Acute intake of high doses of magnesium has been associated with bone lesions in animals and humans. Increased magnesium intake was associated with an increased risk of lower arm and wrist fractures, as well as an increased risk of falls. Low magnesium levels are also associated with insulin resistance. Non-diabetic individuals with low serum magnesium levels are at a higher risk of experiencing insulin resistance, glucose intolerance, and elevated blood glucose.
Despite its generally benign nature, high-doses of magnesium have been associated with health problems and adverse reactions. While it has been used to treat ASD, it is most effective for those with constipation, migraine-like symptoms, chronic pain, chronic fatigue, or restless legs. Supplementation has also been associated with improved symptoms of insulin resistance, inhibitory-excitatory balance, and hyperactivity/impulsivity. However, taking supplemental magnesium is not recommended for healthy adults.
Studies have shown that high-dose magnesium infusions may reduce the length of hospital stay in critically ill patients. However, this has not been proven. While magnesium has a therapeutic role in the control of pain and analgesia, there is still no reliable evidence that magnesium therapy can reduce the risk of neurological damage and death. In the meantime, high-dose magnesium is recommended for patients with acute asthma. So, what should you expect?
It has many uses, including prevention of cardiovascular disease, cardiovascular artery disease, and heart valve disease. In addition, it has been found to reduce the risk of heart attack, stroke, and metabolic syndrome. High-doses of magnesium may also lower your risk of cardiovascular disease. These studies are important because high-doses of magnesium can reduce the risk of coronary heart disease. Therefore, the benefits of high-dose magnesium supplementation should not be overlooked.
Side effects of high doses of magnesium
Although the side effects of high doses of magnesium are generally minimal in the average healthy adult, they may increase in people with certain medical conditions. High magnesium levels are more likely in people who have impaired kidney function, kidney failure, or are taking other drugs that decrease magnesium absorption. Patients with cancer are also at risk, as chemotherapy reduces blood-cell counts. As a result, red blood cells may rupture, spilling magnesium into the body.
People with impaired kidney function may also be at risk of magnesium overdose. While healthy kidneys normally remove excess magnesium through urine, those with impaired kidney function are at higher risk of overdose. The impaired kidneys fail to excrete the excess magnesium from the body as efficiently as healthy kidneys do, which results in a buildup. Patients with kidney disease should discuss the potential risks and benefits of taking magnesium with their physician, as magnesium may cause other side effects.

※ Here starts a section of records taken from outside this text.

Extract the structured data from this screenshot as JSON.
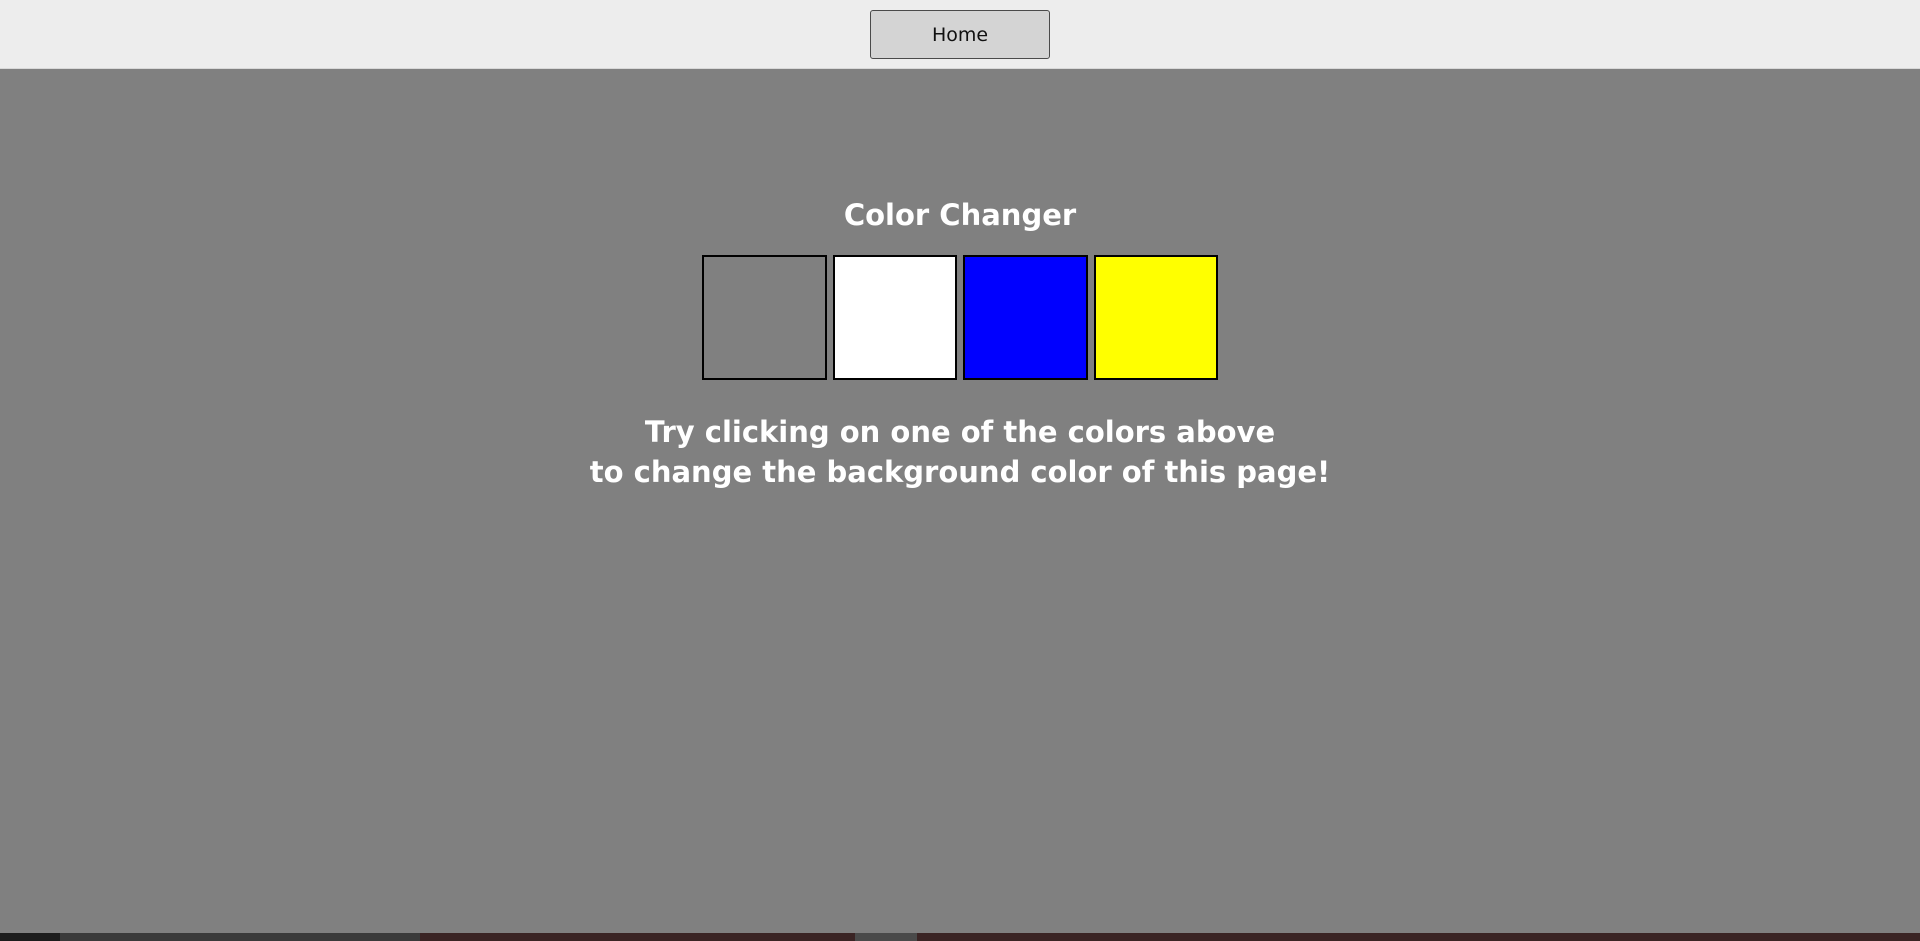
{
  "nav": {
    "home_label": "Home"
  },
  "content": {
    "title": "Color Changer",
    "instructions_line1": "Try clicking on one of the colors above",
    "instructions_line2": "to change the background color of this page!"
  },
  "swatches": [
    {
      "name": "gray",
      "color": "#808080"
    },
    {
      "name": "white",
      "color": "#ffffff"
    },
    {
      "name": "blue",
      "color": "#0000ff"
    },
    {
      "name": "yellow",
      "color": "#ffff00"
    }
  ],
  "colors": {
    "page_background": "#808080",
    "topbar_background": "#ededed",
    "text": "#ffffff"
  }
}
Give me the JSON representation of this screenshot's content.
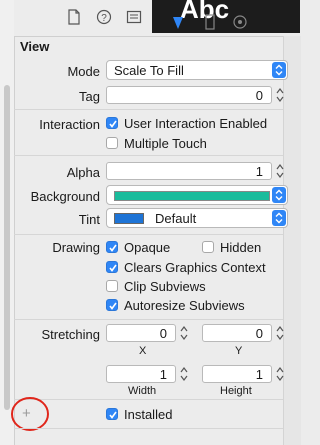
{
  "overlay": {
    "text": "Abc"
  },
  "section": {
    "title": "View"
  },
  "mode": {
    "label": "Mode",
    "value": "Scale To Fill"
  },
  "tag": {
    "label": "Tag",
    "value": "0"
  },
  "interaction": {
    "label": "Interaction",
    "user_interaction": "User Interaction Enabled",
    "multiple_touch": "Multiple Touch"
  },
  "alpha": {
    "label": "Alpha",
    "value": "1"
  },
  "background": {
    "label": "Background",
    "color": "#1abc9c"
  },
  "tint": {
    "label": "Tint",
    "value": "Default",
    "color": "#1e74d6"
  },
  "drawing": {
    "label": "Drawing",
    "opaque": "Opaque",
    "hidden": "Hidden",
    "clears": "Clears Graphics Context",
    "clip": "Clip Subviews",
    "autoresize": "Autoresize Subviews"
  },
  "stretching": {
    "label": "Stretching",
    "x": "0",
    "y": "0",
    "x_label": "X",
    "y_label": "Y",
    "width": "1",
    "height": "1",
    "width_label": "Width",
    "height_label": "Height"
  },
  "installed": {
    "label": "Installed",
    "add": "+"
  },
  "colors": {
    "accent": "#2f86f6",
    "annotation": "#e0261b"
  }
}
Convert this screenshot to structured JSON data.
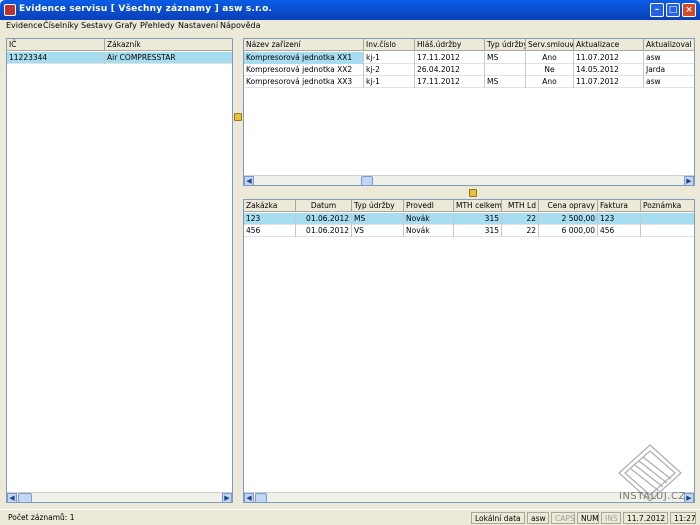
{
  "window": {
    "title": "Evidence servisu [ Všechny záznamy ]   asw s.r.o."
  },
  "menu": [
    "Evidence",
    "Číselníky",
    "Sestavy",
    "Grafy",
    "Přehledy",
    "Nastavení",
    "Nápověda"
  ],
  "left_grid": {
    "columns": [
      "IČ",
      "Zákazník"
    ],
    "rows": [
      {
        "ic": "11223344",
        "zakaznik": "Air COMPRESSTAR"
      }
    ]
  },
  "top_grid": {
    "columns": [
      "Název zařízení",
      "Inv.číslo",
      "Hláš.údržby",
      "Typ údržby",
      "Serv.smlouva",
      "Aktualizace",
      "Aktualizoval"
    ],
    "rows": [
      [
        "Kompresorová jednotka XX1",
        "kj-1",
        "17.11.2012",
        "MS",
        "Ano",
        "11.07.2012",
        "asw"
      ],
      [
        "Kompresorová jednotka XX2",
        "kj-2",
        "26.04.2012",
        "",
        "Ne",
        "14.05.2012",
        "Jarda"
      ],
      [
        "Kompresorová jednotka XX3",
        "kj-1",
        "17.11.2012",
        "MS",
        "Ano",
        "11.07.2012",
        "asw"
      ]
    ]
  },
  "bottom_grid": {
    "columns": [
      "Zakázka",
      "Datum",
      "Typ údržby",
      "Provedl",
      "MTH celkem",
      "MTH Ld",
      "Cena opravy",
      "Faktura",
      "Poznámka"
    ],
    "rows": [
      [
        "123",
        "01.06.2012",
        "MS",
        "Novák",
        "315",
        "22",
        "2 500,00",
        "123",
        ""
      ],
      [
        "456",
        "01.06.2012",
        "VS",
        "Novák",
        "315",
        "22",
        "6 000,00",
        "456",
        ""
      ]
    ]
  },
  "status": {
    "records": "Počet záznamů: 1",
    "source": "Lokální data",
    "user": "asw",
    "caps": "CAPS",
    "num": "NUM",
    "ins": "INS",
    "date": "11.7.2012",
    "time": "11:27"
  },
  "watermark_text": "INSTALUJ.CZ",
  "colors": {
    "selection": "#a6ddf0",
    "title_bar": "#0a5de6",
    "close_button": "#d8492c"
  }
}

A common side effect of magnesium supplementation is drowsiness. Many people take magnesium supplements at night with dinner, to avoid a magnesium slump midway through the day. Additionally, magnesium may interact with different drugs or nutrients, leading to a range of adverse side effects. As a result, it is important to talk with your doctor or the coordinator of the organ transplant program before using this supplement with your child. If you are unsure about the safety of magnesium supplements, contact your child’s transplant doctor or clinic immediately to discuss your concerns.
A meta-analysis of 22 randomized, placebo-controlled trials conducted on patients with hypertension reported positive results in the treatment of this disease. The supplementation of magnesium with these drugs reduced both systolic and diastolic blood pressure. Higher doses of magnesium decreased the risk of hypertension by eight to twenty-five mmHg. In this meta-analysis, magnesium supplementation reduced the risk of hypertension by 8% for participants.